START Exercise input
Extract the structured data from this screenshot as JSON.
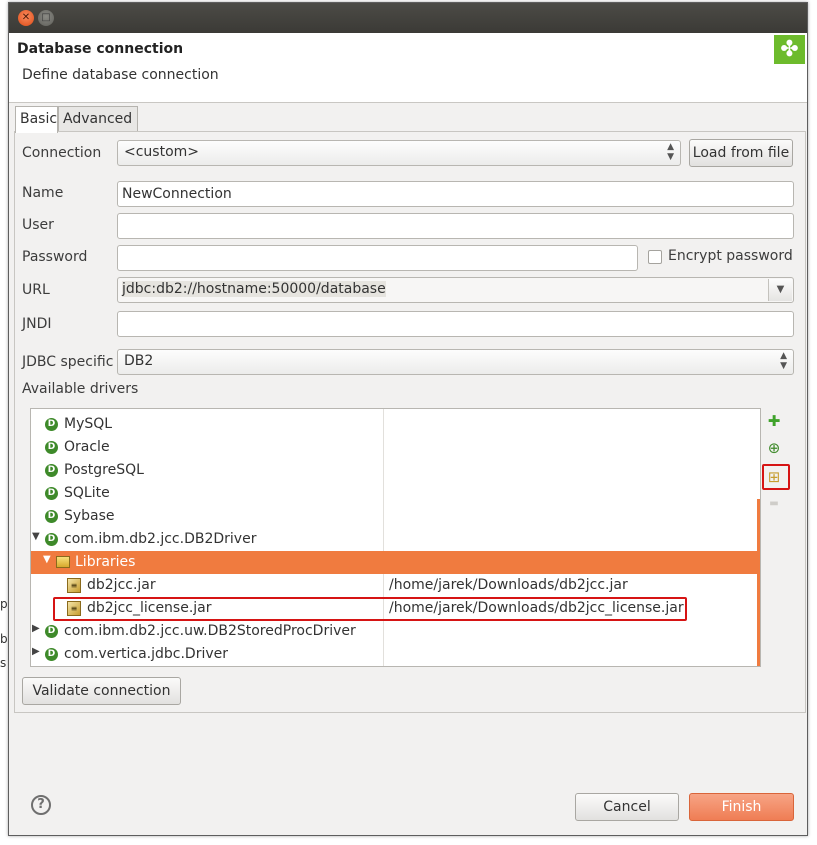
{
  "window": {
    "close_glyph": "✕",
    "max_glyph": "□"
  },
  "header": {
    "title": "Database connection",
    "subtitle": "Define database connection",
    "logo_glyph": "✤"
  },
  "tabs": [
    {
      "label": "Basic"
    },
    {
      "label": "Advanced"
    }
  ],
  "form": {
    "connection_label": "Connection",
    "connection_value": "<custom>",
    "load_from_file": "Load from file",
    "name_label": "Name",
    "name_value": "NewConnection",
    "user_label": "User",
    "user_value": "",
    "password_label": "Password",
    "password_value": "",
    "encrypt_label": "Encrypt password",
    "url_label": "URL",
    "url_value": "jdbc:db2://hostname:50000/database",
    "jndi_label": "JNDI",
    "jndi_value": "",
    "jdbc_label": "JDBC specific",
    "jdbc_value": "DB2",
    "drivers_label": "Available drivers"
  },
  "drivers": {
    "items": [
      {
        "name": "MySQL"
      },
      {
        "name": "Oracle"
      },
      {
        "name": "PostgreSQL"
      },
      {
        "name": "SQLite"
      },
      {
        "name": "Sybase"
      },
      {
        "name": "com.ibm.db2.jcc.DB2Driver"
      },
      {
        "name": "Libraries"
      },
      {
        "name": "db2jcc.jar",
        "path": "/home/jarek/Downloads/db2jcc.jar"
      },
      {
        "name": "db2jcc_license.jar",
        "path": "/home/jarek/Downloads/db2jcc_license.jar"
      },
      {
        "name": "com.ibm.db2.jcc.uw.DB2StoredProcDriver"
      },
      {
        "name": "com.vertica.jdbc.Driver"
      }
    ]
  },
  "side_tools": {
    "add_glyph": "✚",
    "add_driver_glyph": "⊕",
    "add_lib_glyph": "⊞",
    "remove_glyph": "▬"
  },
  "buttons": {
    "validate": "Validate connection",
    "cancel": "Cancel",
    "finish": "Finish",
    "help_glyph": "?"
  },
  "background_fragments": {
    "a": "p",
    "b": "b",
    "c": "s"
  },
  "colors": {
    "accent": "#f07b3f",
    "highlight": "#d61414",
    "driver_icon": "#3e8a2a"
  }
}
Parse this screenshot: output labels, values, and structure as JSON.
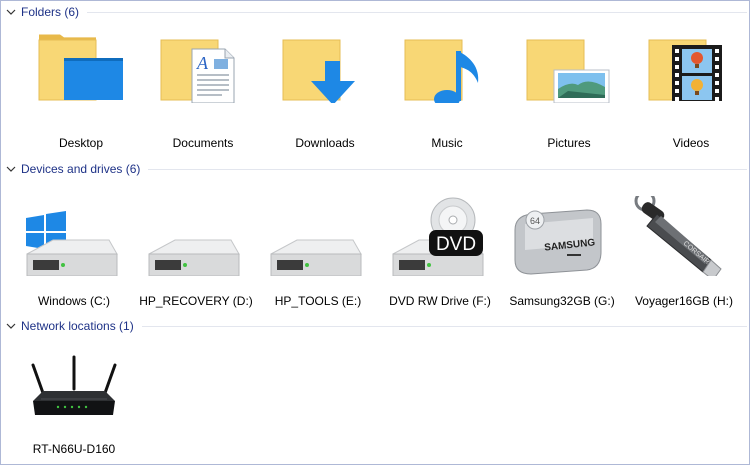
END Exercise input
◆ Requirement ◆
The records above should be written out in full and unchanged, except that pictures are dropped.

◆ Task result ◆
Extract the structured data from this screenshot as JSON.
{
  "window": {
    "close_glyph": "✕",
    "max_glyph": "□"
  },
  "header": {
    "title": "Database connection",
    "subtitle": "Define database connection",
    "logo_glyph": "✤"
  },
  "tabs": [
    {
      "label": "Basic"
    },
    {
      "label": "Advanced"
    }
  ],
  "form": {
    "connection_label": "Connection",
    "connection_value": "<custom>",
    "load_from_file": "Load from file",
    "name_label": "Name",
    "name_value": "NewConnection",
    "user_label": "User",
    "user_value": "",
    "password_label": "Password",
    "password_value": "",
    "encrypt_label": "Encrypt password",
    "url_label": "URL",
    "url_value": "jdbc:db2://hostname:50000/database",
    "jndi_label": "JNDI",
    "jndi_value": "",
    "jdbc_label": "JDBC specific",
    "jdbc_value": "DB2",
    "drivers_label": "Available drivers"
  },
  "drivers": {
    "items": [
      {
        "name": "MySQL"
      },
      {
        "name": "Oracle"
      },
      {
        "name": "PostgreSQL"
      },
      {
        "name": "SQLite"
      },
      {
        "name": "Sybase"
      },
      {
        "name": "com.ibm.db2.jcc.DB2Driver"
      },
      {
        "name": "Libraries"
      },
      {
        "name": "db2jcc.jar",
        "path": "/home/jarek/Downloads/db2jcc.jar"
      },
      {
        "name": "db2jcc_license.jar",
        "path": "/home/jarek/Downloads/db2jcc_license.jar"
      },
      {
        "name": "com.ibm.db2.jcc.uw.DB2StoredProcDriver"
      },
      {
        "name": "com.vertica.jdbc.Driver"
      }
    ]
  },
  "side_tools": {
    "add_glyph": "✚",
    "add_driver_glyph": "⊕",
    "add_lib_glyph": "⊞",
    "remove_glyph": "▬"
  },
  "buttons": {
    "validate": "Validate connection",
    "cancel": "Cancel",
    "finish": "Finish",
    "help_glyph": "?"
  },
  "background_fragments": {
    "a": "p",
    "b": "b",
    "c": "s"
  },
  "colors": {
    "accent": "#f07b3f",
    "highlight": "#d61414",
    "driver_icon": "#3e8a2a"
  }
}
Parse this screenshot: output labels, values, and structure as JSON.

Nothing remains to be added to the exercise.